Superhero in Cape with “DR” on his shirt or cape

like those who served me. We’ll even provide the yellow t-shirt that you’ve seen in the news during relief efforts.

And then you can say.  We’re doing this because Jesus loves you!

 For more information:



Jesus is the Author

…looking unto Jesus, the author and finisher of our faith, who for the joy that was set before Him endured the cross, despising the shame, and has sat down at the right hand of the throne of God.

Hebrews 12:2 NKJV


Jesus writes a book. Though many debate the genre, it is a love story from cover to cover. Christ is at the center. No other personality shines brighter that the Hero of the Gospel. Often the bride is unfaithful, choosing other personalities and recreations but His voice has never been stronger as He calls out to anyone who is weary of all the noise and chaos.

Grace- the subtext.

Selfishness and fear- the crises

The Fall- the setting

The Spirit- our wise sage.

The Climax- He is coming soon.
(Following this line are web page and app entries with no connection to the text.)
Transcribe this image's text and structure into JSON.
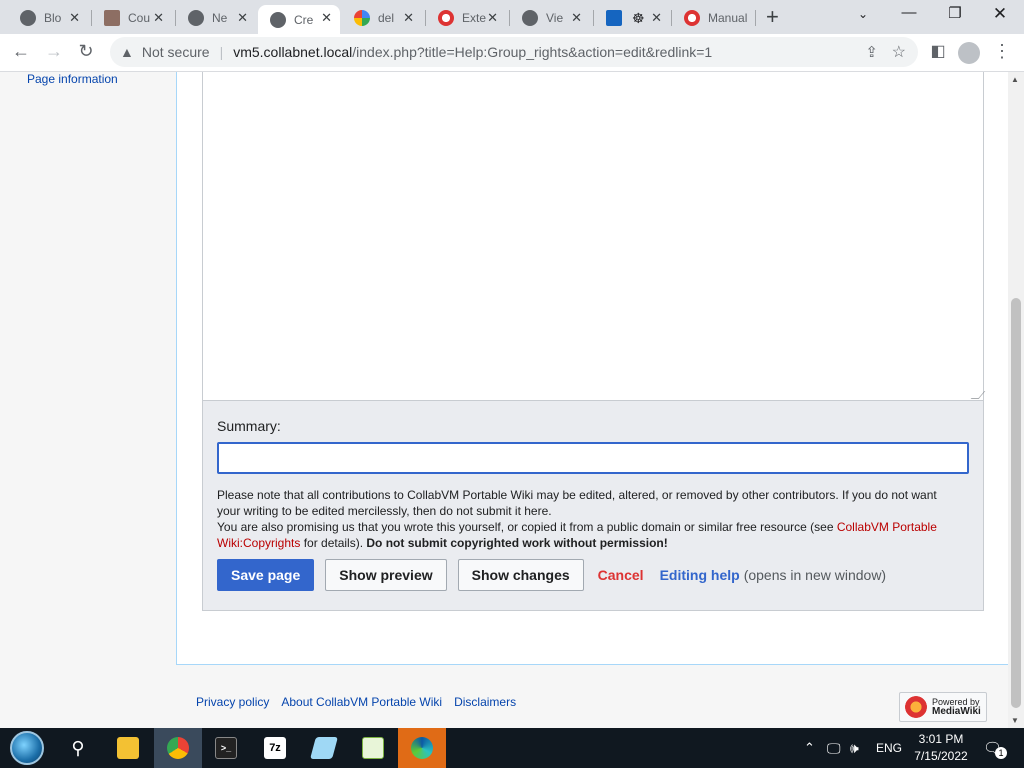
{
  "browser": {
    "tabs": [
      {
        "title": "Blo",
        "active": false,
        "favicon_color": "#5f6368"
      },
      {
        "title": "Cou",
        "active": false,
        "favicon_color": "#8d6e63"
      },
      {
        "title": "Ne",
        "active": false,
        "favicon_color": "#5f6368"
      },
      {
        "title": "Cre",
        "active": true,
        "favicon_color": "#5f6368"
      },
      {
        "title": "del",
        "active": false,
        "favicon_color": "#4285f4"
      },
      {
        "title": "Exte",
        "active": false,
        "favicon_color": "#d33"
      },
      {
        "title": "Vie",
        "active": false,
        "favicon_color": "#5f6368"
      },
      {
        "title": "",
        "active": false,
        "favicon_color": "#1565c0"
      },
      {
        "title": "Manual",
        "active": false,
        "favicon_color": "#d33"
      }
    ],
    "new_tab_symbol": "+",
    "security_label": "Not secure",
    "url_host": "vm5.collabnet.local",
    "url_path": "/index.php?title=Help:Group_rights&action=edit&redlink=1"
  },
  "sidebar": {
    "page_information": "Page information"
  },
  "editor": {
    "summary_label": "Summary:",
    "summary_value": "",
    "notice_line1": "Please note that all contributions to CollabVM Portable Wiki may be edited, altered, or removed by other contributors. If you do not want your writing to be edited mercilessly, then do not submit it here.",
    "notice_line2_prefix": "You are also promising us that you wrote this yourself, or copied it from a public domain or similar free resource (see ",
    "notice_link": "CollabVM Portable Wiki:Copyrights",
    "notice_line2_suffix": " for details). ",
    "notice_bold": "Do not submit copyrighted work without permission!",
    "buttons": {
      "save": "Save page",
      "preview": "Show preview",
      "changes": "Show changes",
      "cancel": "Cancel",
      "editing_help": "Editing help",
      "editing_help_note": "(opens in new window)"
    }
  },
  "footer": {
    "links": [
      "Privacy policy",
      "About CollabVM Portable Wiki",
      "Disclaimers"
    ],
    "powered_line1": "Powered by",
    "powered_line2": "MediaWiki"
  },
  "taskbar": {
    "apps": [
      "start",
      "search",
      "file-explorer",
      "chrome",
      "terminal",
      "7zip",
      "notepad",
      "notepad-plus",
      "edge"
    ],
    "language": "ENG",
    "time": "3:01 PM",
    "date": "7/15/2022",
    "notification_count": "1"
  }
}
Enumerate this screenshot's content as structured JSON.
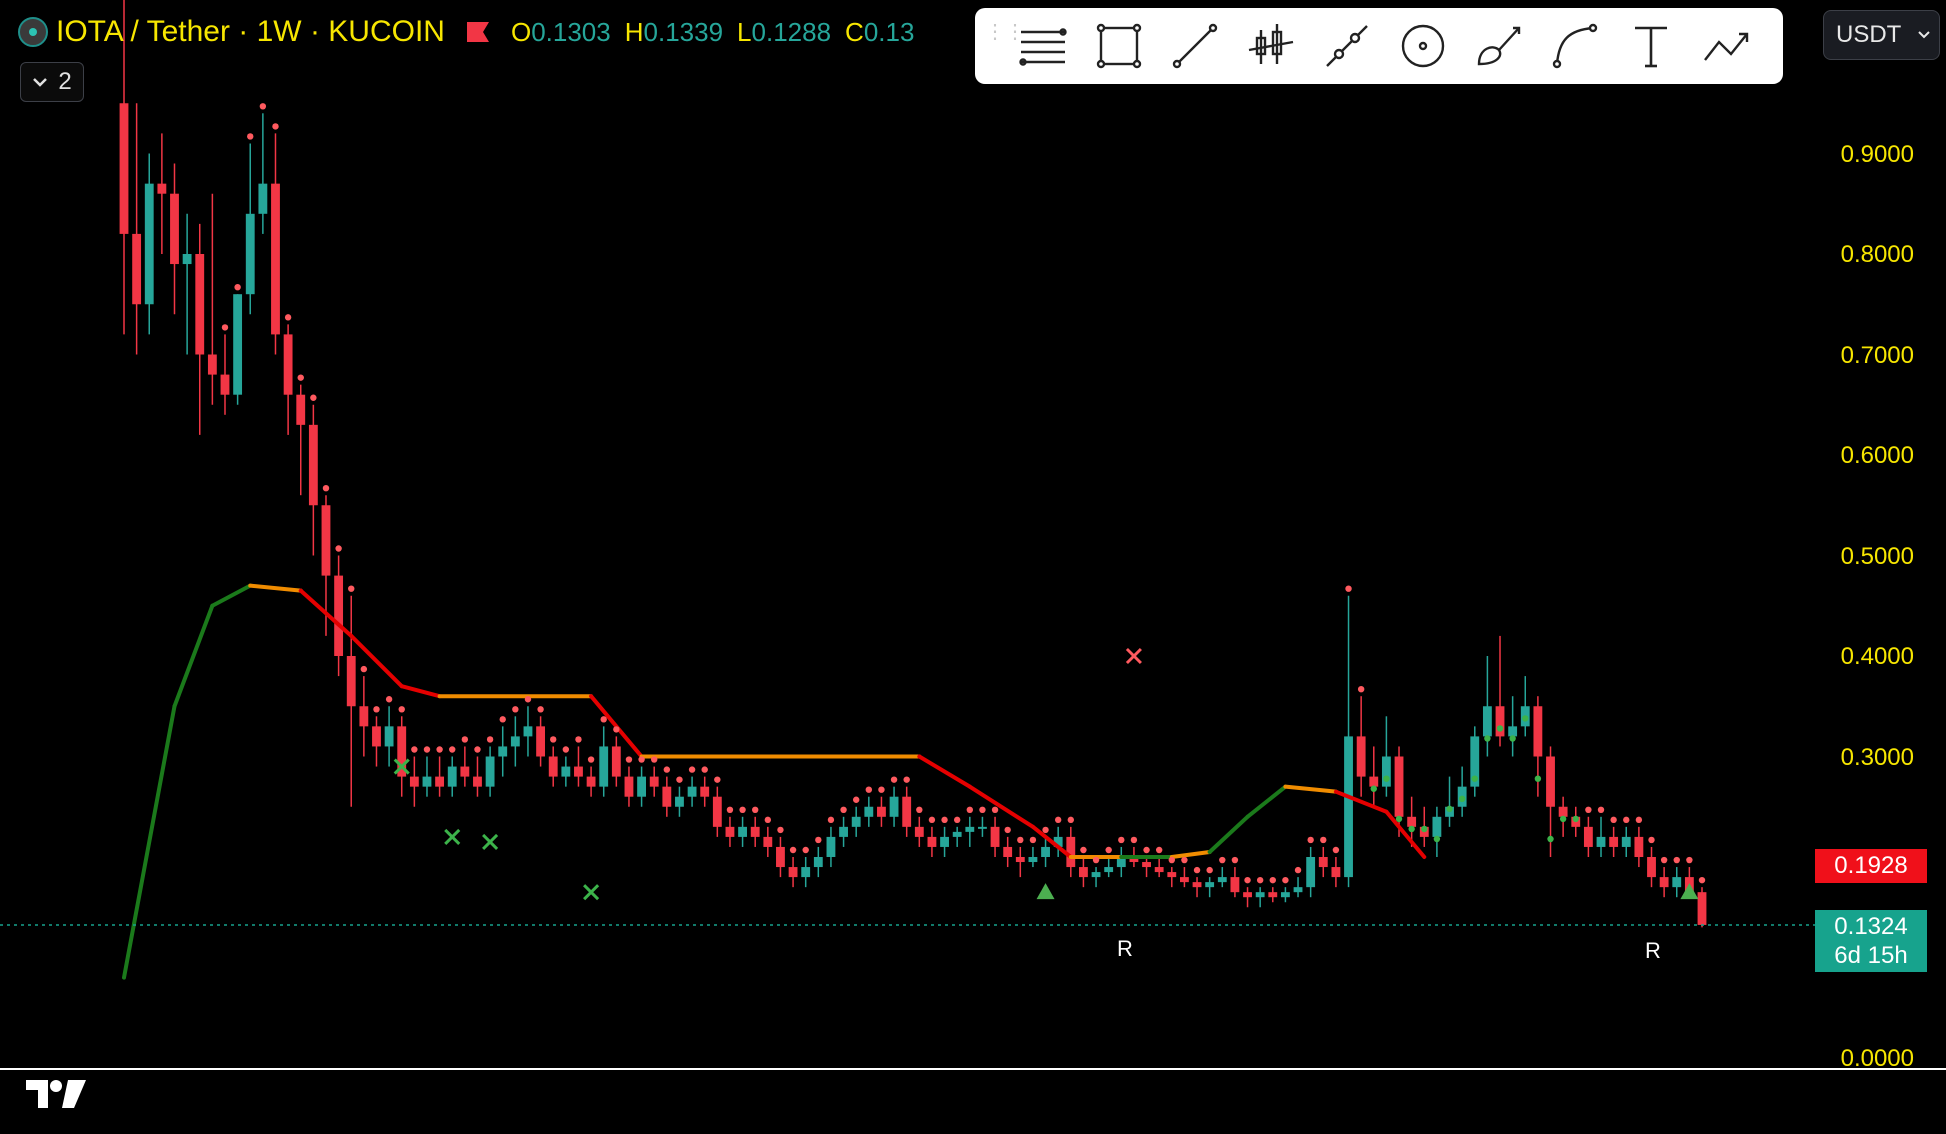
{
  "header": {
    "symbol_title": "IOTA / Tether · 1W · KUCOIN",
    "ohlc": [
      {
        "key": "O",
        "value": "0.1303"
      },
      {
        "key": "H",
        "value": "0.1339"
      },
      {
        "key": "L",
        "value": "0.1288"
      },
      {
        "key": "C",
        "value": "0.13"
      }
    ],
    "collapse_count": "2",
    "currency": "USDT"
  },
  "toolbar": {
    "tools": [
      "lines-menu-icon",
      "rectangle-icon",
      "trend-line-icon",
      "candles-icon",
      "segment-icon",
      "circle-icon",
      "brush-icon",
      "curve-icon",
      "text-icon",
      "path-icon"
    ]
  },
  "colors": {
    "up": "#26a69a",
    "down": "#f23645",
    "axis_text": "#f7e600",
    "line_green": "#1b7a1b",
    "line_red": "#e50000",
    "line_orange": "#f08c00"
  },
  "price_labels": {
    "current_line_value": "0.1928",
    "last_price": "0.1324",
    "countdown": "6d 15h"
  },
  "markers": {
    "r_label": "R"
  },
  "chart_data": {
    "type": "candlestick",
    "title": "IOTA / Tether · 1W · KUCOIN",
    "y_ticks": [
      "0.0000",
      "0.3000",
      "0.4000",
      "0.5000",
      "0.6000",
      "0.7000",
      "0.8000",
      "0.9000"
    ],
    "y_tick_values": [
      0.0,
      0.3,
      0.4,
      0.5,
      0.6,
      0.7,
      0.8,
      0.9
    ],
    "ylim": [
      0.0,
      1.0
    ],
    "candles": [
      [
        0.95,
        1.1,
        0.72,
        0.82
      ],
      [
        0.82,
        0.95,
        0.7,
        0.75
      ],
      [
        0.75,
        0.9,
        0.72,
        0.87
      ],
      [
        0.87,
        0.92,
        0.8,
        0.86
      ],
      [
        0.86,
        0.89,
        0.74,
        0.79
      ],
      [
        0.79,
        0.84,
        0.7,
        0.8
      ],
      [
        0.8,
        0.83,
        0.62,
        0.7
      ],
      [
        0.7,
        0.86,
        0.65,
        0.68
      ],
      [
        0.68,
        0.72,
        0.64,
        0.66
      ],
      [
        0.66,
        0.76,
        0.65,
        0.76
      ],
      [
        0.76,
        0.91,
        0.74,
        0.84
      ],
      [
        0.84,
        0.94,
        0.82,
        0.87
      ],
      [
        0.87,
        0.92,
        0.7,
        0.72
      ],
      [
        0.72,
        0.73,
        0.62,
        0.66
      ],
      [
        0.66,
        0.67,
        0.56,
        0.63
      ],
      [
        0.63,
        0.65,
        0.5,
        0.55
      ],
      [
        0.55,
        0.56,
        0.42,
        0.48
      ],
      [
        0.48,
        0.5,
        0.38,
        0.4
      ],
      [
        0.4,
        0.46,
        0.25,
        0.35
      ],
      [
        0.35,
        0.38,
        0.3,
        0.33
      ],
      [
        0.33,
        0.34,
        0.29,
        0.31
      ],
      [
        0.31,
        0.35,
        0.29,
        0.33
      ],
      [
        0.33,
        0.34,
        0.26,
        0.28
      ],
      [
        0.28,
        0.3,
        0.25,
        0.27
      ],
      [
        0.27,
        0.3,
        0.26,
        0.28
      ],
      [
        0.28,
        0.3,
        0.26,
        0.27
      ],
      [
        0.27,
        0.3,
        0.26,
        0.29
      ],
      [
        0.29,
        0.31,
        0.27,
        0.28
      ],
      [
        0.28,
        0.3,
        0.26,
        0.27
      ],
      [
        0.27,
        0.31,
        0.26,
        0.3
      ],
      [
        0.3,
        0.33,
        0.28,
        0.31
      ],
      [
        0.31,
        0.34,
        0.29,
        0.32
      ],
      [
        0.32,
        0.35,
        0.3,
        0.33
      ],
      [
        0.33,
        0.34,
        0.29,
        0.3
      ],
      [
        0.3,
        0.31,
        0.27,
        0.28
      ],
      [
        0.28,
        0.3,
        0.27,
        0.29
      ],
      [
        0.29,
        0.31,
        0.27,
        0.28
      ],
      [
        0.28,
        0.29,
        0.26,
        0.27
      ],
      [
        0.27,
        0.33,
        0.26,
        0.31
      ],
      [
        0.31,
        0.32,
        0.27,
        0.28
      ],
      [
        0.28,
        0.29,
        0.25,
        0.26
      ],
      [
        0.26,
        0.29,
        0.25,
        0.28
      ],
      [
        0.28,
        0.29,
        0.26,
        0.27
      ],
      [
        0.27,
        0.28,
        0.24,
        0.25
      ],
      [
        0.25,
        0.27,
        0.24,
        0.26
      ],
      [
        0.26,
        0.28,
        0.25,
        0.27
      ],
      [
        0.27,
        0.28,
        0.25,
        0.26
      ],
      [
        0.26,
        0.27,
        0.22,
        0.23
      ],
      [
        0.23,
        0.24,
        0.21,
        0.22
      ],
      [
        0.22,
        0.24,
        0.21,
        0.23
      ],
      [
        0.23,
        0.24,
        0.21,
        0.22
      ],
      [
        0.22,
        0.23,
        0.2,
        0.21
      ],
      [
        0.21,
        0.22,
        0.18,
        0.19
      ],
      [
        0.19,
        0.2,
        0.17,
        0.18
      ],
      [
        0.18,
        0.2,
        0.17,
        0.19
      ],
      [
        0.19,
        0.21,
        0.18,
        0.2
      ],
      [
        0.2,
        0.23,
        0.19,
        0.22
      ],
      [
        0.22,
        0.24,
        0.21,
        0.23
      ],
      [
        0.23,
        0.25,
        0.22,
        0.24
      ],
      [
        0.24,
        0.26,
        0.23,
        0.25
      ],
      [
        0.25,
        0.26,
        0.23,
        0.24
      ],
      [
        0.24,
        0.27,
        0.23,
        0.26
      ],
      [
        0.26,
        0.27,
        0.22,
        0.23
      ],
      [
        0.23,
        0.24,
        0.21,
        0.22
      ],
      [
        0.22,
        0.23,
        0.2,
        0.21
      ],
      [
        0.21,
        0.23,
        0.2,
        0.22
      ],
      [
        0.22,
        0.23,
        0.21,
        0.225
      ],
      [
        0.225,
        0.24,
        0.21,
        0.23
      ],
      [
        0.23,
        0.24,
        0.22,
        0.23
      ],
      [
        0.23,
        0.24,
        0.2,
        0.21
      ],
      [
        0.21,
        0.22,
        0.19,
        0.2
      ],
      [
        0.2,
        0.21,
        0.18,
        0.195
      ],
      [
        0.195,
        0.21,
        0.19,
        0.2
      ],
      [
        0.2,
        0.22,
        0.19,
        0.21
      ],
      [
        0.21,
        0.23,
        0.2,
        0.22
      ],
      [
        0.22,
        0.23,
        0.18,
        0.19
      ],
      [
        0.19,
        0.2,
        0.17,
        0.18
      ],
      [
        0.18,
        0.19,
        0.17,
        0.185
      ],
      [
        0.185,
        0.2,
        0.18,
        0.19
      ],
      [
        0.19,
        0.21,
        0.18,
        0.2
      ],
      [
        0.2,
        0.21,
        0.19,
        0.195
      ],
      [
        0.195,
        0.2,
        0.18,
        0.19
      ],
      [
        0.19,
        0.2,
        0.18,
        0.185
      ],
      [
        0.185,
        0.19,
        0.17,
        0.18
      ],
      [
        0.18,
        0.19,
        0.17,
        0.175
      ],
      [
        0.175,
        0.18,
        0.16,
        0.17
      ],
      [
        0.17,
        0.18,
        0.16,
        0.175
      ],
      [
        0.175,
        0.19,
        0.17,
        0.18
      ],
      [
        0.18,
        0.19,
        0.16,
        0.165
      ],
      [
        0.165,
        0.17,
        0.15,
        0.16
      ],
      [
        0.16,
        0.17,
        0.15,
        0.165
      ],
      [
        0.165,
        0.17,
        0.155,
        0.16
      ],
      [
        0.16,
        0.17,
        0.155,
        0.165
      ],
      [
        0.165,
        0.18,
        0.16,
        0.17
      ],
      [
        0.17,
        0.21,
        0.16,
        0.2
      ],
      [
        0.2,
        0.21,
        0.18,
        0.19
      ],
      [
        0.19,
        0.2,
        0.17,
        0.18
      ],
      [
        0.18,
        0.46,
        0.17,
        0.32
      ],
      [
        0.32,
        0.36,
        0.26,
        0.28
      ],
      [
        0.28,
        0.31,
        0.25,
        0.27
      ],
      [
        0.27,
        0.34,
        0.26,
        0.3
      ],
      [
        0.3,
        0.31,
        0.22,
        0.24
      ],
      [
        0.24,
        0.26,
        0.21,
        0.23
      ],
      [
        0.23,
        0.25,
        0.21,
        0.22
      ],
      [
        0.22,
        0.25,
        0.2,
        0.24
      ],
      [
        0.24,
        0.28,
        0.23,
        0.25
      ],
      [
        0.25,
        0.29,
        0.24,
        0.27
      ],
      [
        0.27,
        0.33,
        0.26,
        0.32
      ],
      [
        0.32,
        0.4,
        0.3,
        0.35
      ],
      [
        0.35,
        0.42,
        0.31,
        0.32
      ],
      [
        0.32,
        0.36,
        0.3,
        0.33
      ],
      [
        0.33,
        0.38,
        0.32,
        0.35
      ],
      [
        0.35,
        0.36,
        0.26,
        0.3
      ],
      [
        0.3,
        0.31,
        0.2,
        0.25
      ],
      [
        0.25,
        0.26,
        0.22,
        0.24
      ],
      [
        0.24,
        0.25,
        0.22,
        0.23
      ],
      [
        0.23,
        0.24,
        0.2,
        0.21
      ],
      [
        0.21,
        0.24,
        0.2,
        0.22
      ],
      [
        0.22,
        0.23,
        0.2,
        0.21
      ],
      [
        0.21,
        0.23,
        0.2,
        0.22
      ],
      [
        0.22,
        0.23,
        0.19,
        0.2
      ],
      [
        0.2,
        0.21,
        0.17,
        0.18
      ],
      [
        0.18,
        0.19,
        0.16,
        0.17
      ],
      [
        0.17,
        0.19,
        0.16,
        0.18
      ],
      [
        0.18,
        0.19,
        0.16,
        0.165
      ],
      [
        0.165,
        0.17,
        0.13,
        0.1324
      ]
    ],
    "overlay_line": [
      {
        "i": 0,
        "y": 0.08,
        "c": "green"
      },
      {
        "i": 4,
        "y": 0.35,
        "c": "green"
      },
      {
        "i": 7,
        "y": 0.45,
        "c": "green"
      },
      {
        "i": 10,
        "y": 0.47,
        "c": "orange"
      },
      {
        "i": 14,
        "y": 0.465,
        "c": "red"
      },
      {
        "i": 18,
        "y": 0.42,
        "c": "red"
      },
      {
        "i": 22,
        "y": 0.37,
        "c": "red"
      },
      {
        "i": 25,
        "y": 0.36,
        "c": "orange"
      },
      {
        "i": 37,
        "y": 0.36,
        "c": "red"
      },
      {
        "i": 41,
        "y": 0.3,
        "c": "orange"
      },
      {
        "i": 63,
        "y": 0.3,
        "c": "red"
      },
      {
        "i": 67,
        "y": 0.27,
        "c": "red"
      },
      {
        "i": 72,
        "y": 0.23,
        "c": "red"
      },
      {
        "i": 75,
        "y": 0.2,
        "c": "orange"
      },
      {
        "i": 79,
        "y": 0.2,
        "c": "green"
      },
      {
        "i": 83,
        "y": 0.2,
        "c": "orange"
      },
      {
        "i": 86,
        "y": 0.205,
        "c": "green"
      },
      {
        "i": 89,
        "y": 0.24,
        "c": "green"
      },
      {
        "i": 92,
        "y": 0.27,
        "c": "orange"
      },
      {
        "i": 96,
        "y": 0.265,
        "c": "red"
      },
      {
        "i": 100,
        "y": 0.245,
        "c": "red"
      },
      {
        "i": 103,
        "y": 0.2,
        "c": "red"
      }
    ],
    "cross_markers": [
      {
        "i": 22,
        "y": 0.29,
        "c": "green"
      },
      {
        "i": 26,
        "y": 0.22,
        "c": "green"
      },
      {
        "i": 29,
        "y": 0.215,
        "c": "green"
      },
      {
        "i": 37,
        "y": 0.165,
        "c": "green"
      },
      {
        "i": 80,
        "y": 0.4,
        "c": "red"
      }
    ],
    "triangle_markers": [
      {
        "i": 73,
        "y": 0.165
      },
      {
        "i": 124,
        "y": 0.165
      }
    ]
  }
}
Why this story?  Joy

What is the price of such a novel? The blood of the Son.

Darlene Leaves for Nashville Today

Praying for her to find the job that will best fit what needs to happen for Caleb. Once more thinking about selling the house here because of financial strain. God has been faithful to open up new opportunities for me. Next month I’ll be traveling to Odessa to help plan the Christmas Celebration.

Sunday, it’s off to Bogalusa. I have writing to do for disaster relief and a few other treatments.

Yesterday we went to Shelter for a review of the story of Ruth. Caleb got to play the drums and it sounded like things went well although I didn’t get to see him in action.

Lord, guide us today. I pray for safe travel for Darlene and a clear vision of what You are up to in our lives.